== PROBLEM REQUIREMENTS ==
Which lines of the data contain the string "sats"? Show each of them.

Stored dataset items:
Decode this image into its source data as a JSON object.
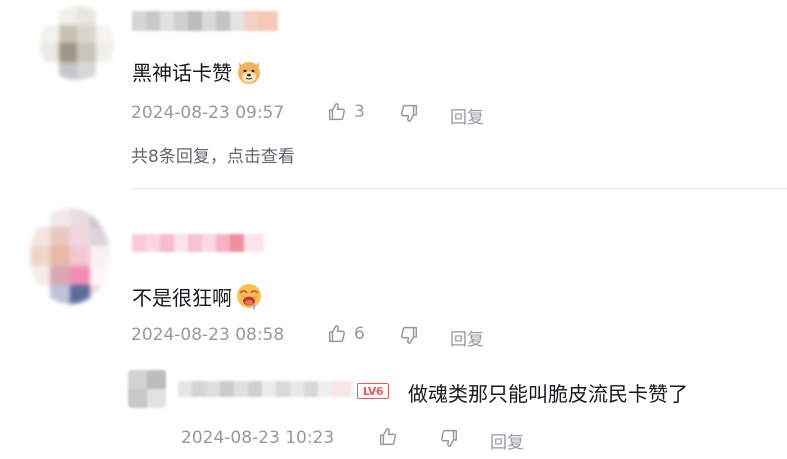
{
  "comments": [
    {
      "text": "黑神话卡赞",
      "emoji": "doge-emoji",
      "time": "2024-08-23 09:57",
      "likes": "3",
      "reply_label": "回复",
      "view_replies": "共8条回复，点击查看"
    },
    {
      "text": "不是很狂啊",
      "emoji": "drooling-emoji",
      "time": "2024-08-23 08:58",
      "likes": "6",
      "reply_label": "回复"
    }
  ],
  "reply": {
    "level": "LV6",
    "text": "做魂类那只能叫脆皮流民卡赞了",
    "time": "2024-08-23 10:23",
    "reply_label": "回复"
  },
  "colors": {
    "meta_gray": "#9499a0",
    "text": "#18191c",
    "divider": "#e3e5e7",
    "level_red": "#ee5a5a"
  }
}
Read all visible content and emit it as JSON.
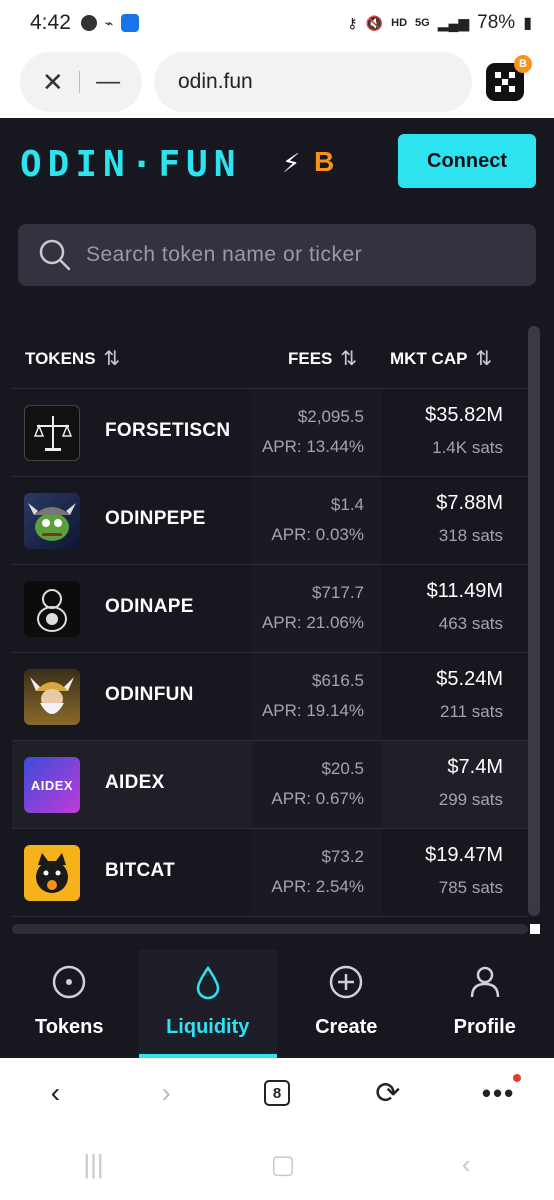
{
  "status_bar": {
    "time": "4:42",
    "network": "HD",
    "signal_label": "5G",
    "battery": "78%"
  },
  "browser": {
    "url": "odin.fun",
    "tab_count": "8",
    "extension_badge": "B"
  },
  "app": {
    "logo_text": "ODIN·FUN",
    "logo_suffix": "B",
    "connect_label": "Connect",
    "search_placeholder": "Search token name or ticker",
    "columns": {
      "tokens": "TOKENS",
      "fees": "FEES",
      "mkt_cap": "MKT CAP"
    },
    "rows": [
      {
        "name": "FORSETISCN",
        "fee": "$2,095.5",
        "apr": "APR: 13.44%",
        "mkt_cap": "$35.82M",
        "price": "1.4K sats"
      },
      {
        "name": "ODINPEPE",
        "fee": "$1.4",
        "apr": "APR: 0.03%",
        "mkt_cap": "$7.88M",
        "price": "318 sats"
      },
      {
        "name": "ODINAPE",
        "fee": "$717.7",
        "apr": "APR: 21.06%",
        "mkt_cap": "$11.49M",
        "price": "463 sats"
      },
      {
        "name": "ODINFUN",
        "fee": "$616.5",
        "apr": "APR: 19.14%",
        "mkt_cap": "$5.24M",
        "price": "211 sats"
      },
      {
        "name": "AIDEX",
        "fee": "$20.5",
        "apr": "APR: 0.67%",
        "mkt_cap": "$7.4M",
        "price": "299 sats",
        "avatar_text": "AIDEX"
      },
      {
        "name": "BITCAT",
        "fee": "$73.2",
        "apr": "APR: 2.54%",
        "mkt_cap": "$19.47M",
        "price": "785 sats"
      }
    ],
    "bottom_nav": [
      {
        "label": "Tokens",
        "icon": "circle-dot-icon"
      },
      {
        "label": "Liquidity",
        "icon": "droplet-icon",
        "active": true
      },
      {
        "label": "Create",
        "icon": "plus-circle-icon"
      },
      {
        "label": "Profile",
        "icon": "user-icon"
      }
    ]
  },
  "colors": {
    "accent": "#2de3f0",
    "background": "#17171f",
    "bitcoin": "#f7931a"
  }
}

== SOLUTION ==
        "price": "1.4K sats"
        "price": "318 sats"
        "price": "463 sats"
        "price": "211 sats"
        "price": "299 sats",
        "price": "785 sats"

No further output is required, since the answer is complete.